The European Union (EU) is expecting the UK to pay an extra £10 billion towards the so-called Brexit ‘divorce bill’ to cover the rapidly increasing cost of Eurocrats’ generous pensions.
Newly revealed EU accounts show the cost of pension liabilities for Brussels officials rose by 5.4 per cent last year to €67.2 billion (£59 billion). The figure has more than doubled in the past decade.
The huge cost is expected to be one of the largest parts of the so-called Brexit ‘divorce bill’ that Brussels is demanding the UK pays before talks can proceed.
A diplomat with a close relationship to Brexit talks discussed the impact of the new bill on British citizens. Speaking to The Times, the official blasted: “Paying pensions for Eurocrats after Brexit is going to be one of the most resented divorce costs.

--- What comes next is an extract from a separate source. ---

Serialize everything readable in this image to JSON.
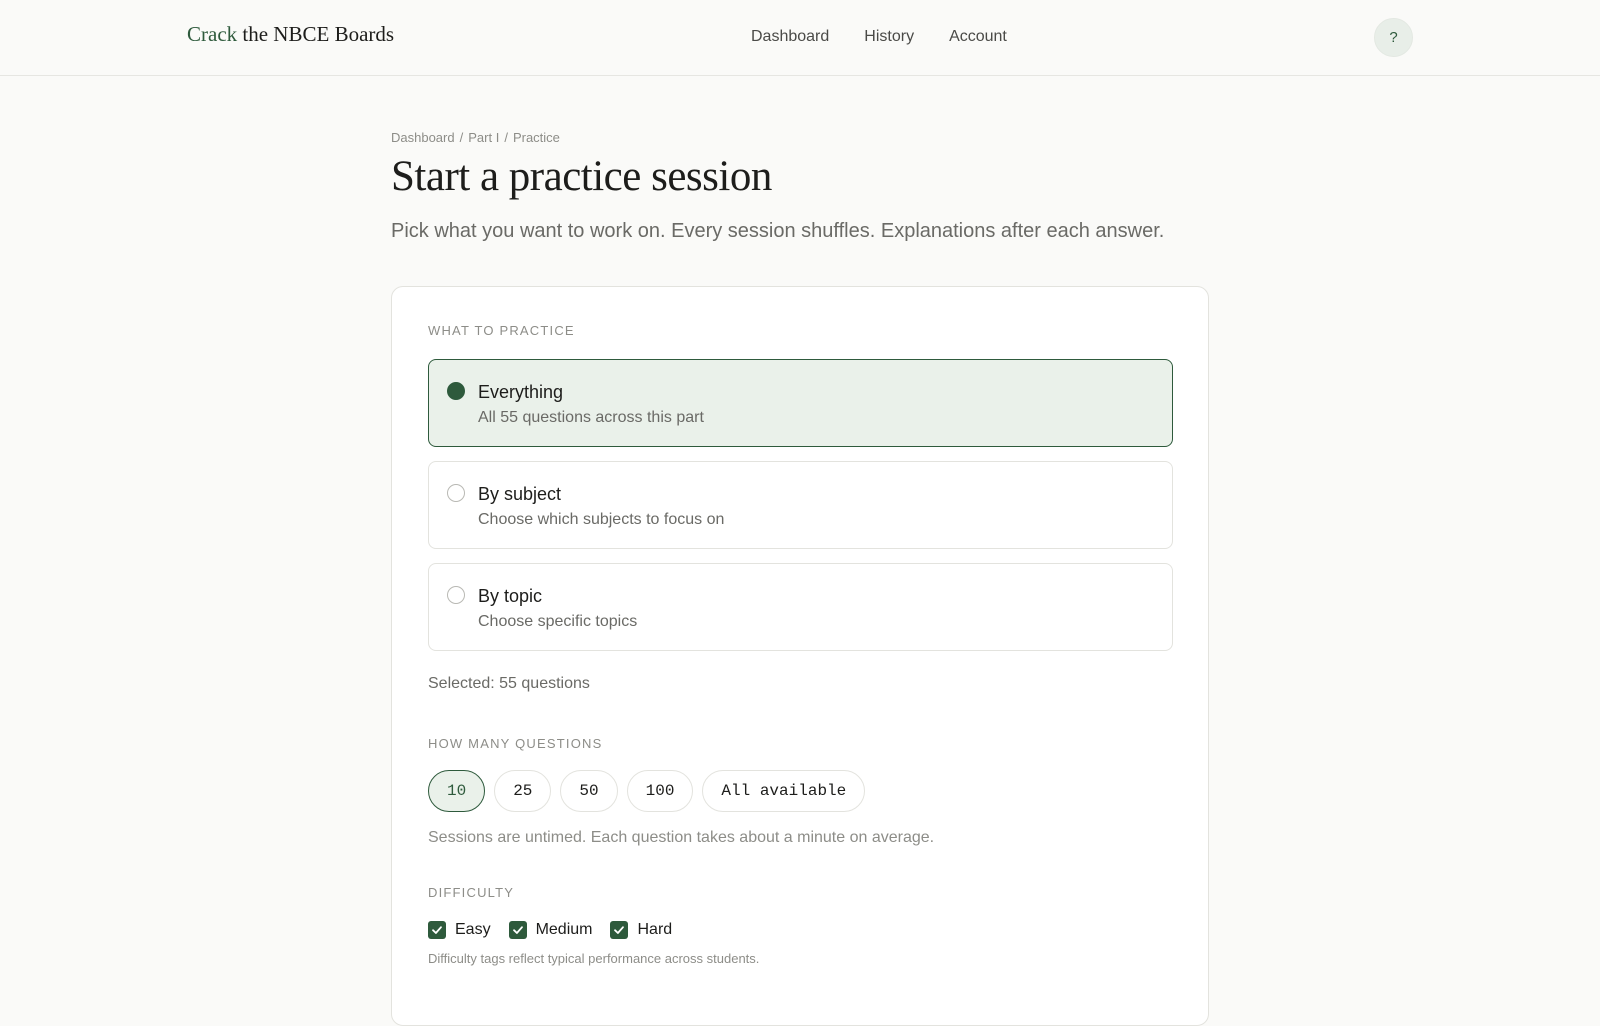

“A lot of people are worried it will be too much for the British public to swallow.”
The average Eurocrat retires at 62 years old and receives a pension of up to £46,000 a year. The average Briton receives a pension worth £18,100 a year.
Just this week, Michael Barnier, the European Commission’s chief negotiator, reiterated his position that his team will block talks on a trade deal with the UK unless a commitment to cover supposed budget liabilities, including pensions, is made.
In a statement last Thursday, UKIP’s interim leader Steve Crowther said the EU was holding the UK to “ransom”, forcing Britain to “buy the right to continue negotiating”.
On the 18th of September, it was reported that the prime minister is preparing to cave to EU demands and offer £30 billion with “almost unanimous” support from her Tory cabinet.
However, Sir Bill Cash, Conservative MP for Stone and chairman of the Commons European scrutiny committee, said that the government must not give in to “airy fairy” Brussels demands based on generous pay and perks for officials.
“This is a wake-up call for those encouraging a hopelessly generous deal with the EU,” he said. “It is not in Britain’s national interest to make payments driven by the EU’s administrative largesse. We need a mutually agreed and published statement of obligations in black and white so the public can make a judgment.”